=== Exercise instructions ===
Find every line in the entries that holds the string "Components" and report it.

=== Records for the exercise ===
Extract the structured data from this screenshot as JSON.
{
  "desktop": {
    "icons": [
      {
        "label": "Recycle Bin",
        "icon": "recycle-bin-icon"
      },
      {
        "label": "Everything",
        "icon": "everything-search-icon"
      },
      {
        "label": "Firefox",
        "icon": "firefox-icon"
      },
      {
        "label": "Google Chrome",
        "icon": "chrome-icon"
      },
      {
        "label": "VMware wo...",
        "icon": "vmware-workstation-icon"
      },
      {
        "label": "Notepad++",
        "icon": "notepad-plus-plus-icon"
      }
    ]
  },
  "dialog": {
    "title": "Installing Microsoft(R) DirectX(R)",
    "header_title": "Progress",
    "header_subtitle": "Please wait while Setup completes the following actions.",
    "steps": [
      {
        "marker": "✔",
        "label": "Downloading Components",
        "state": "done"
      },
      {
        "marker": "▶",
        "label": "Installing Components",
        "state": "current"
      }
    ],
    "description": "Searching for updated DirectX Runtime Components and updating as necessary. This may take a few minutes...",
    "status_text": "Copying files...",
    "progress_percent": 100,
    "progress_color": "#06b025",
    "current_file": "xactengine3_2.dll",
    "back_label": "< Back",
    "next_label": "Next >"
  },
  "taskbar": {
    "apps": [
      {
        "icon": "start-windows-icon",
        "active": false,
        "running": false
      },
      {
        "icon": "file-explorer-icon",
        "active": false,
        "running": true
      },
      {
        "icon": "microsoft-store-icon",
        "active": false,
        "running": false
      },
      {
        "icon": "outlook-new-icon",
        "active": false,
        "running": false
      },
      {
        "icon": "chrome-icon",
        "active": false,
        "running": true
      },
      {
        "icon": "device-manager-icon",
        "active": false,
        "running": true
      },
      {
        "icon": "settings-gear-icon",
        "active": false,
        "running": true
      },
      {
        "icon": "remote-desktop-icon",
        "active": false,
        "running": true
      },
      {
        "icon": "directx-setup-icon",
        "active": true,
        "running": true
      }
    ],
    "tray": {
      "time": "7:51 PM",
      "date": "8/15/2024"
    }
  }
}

=== Problem solution ===
        "label": "Downloading Components",
        "label": "Installing Components",
    "description": "Searching for updated DirectX Runtime Components and updating as necessary. This may take a few minutes...",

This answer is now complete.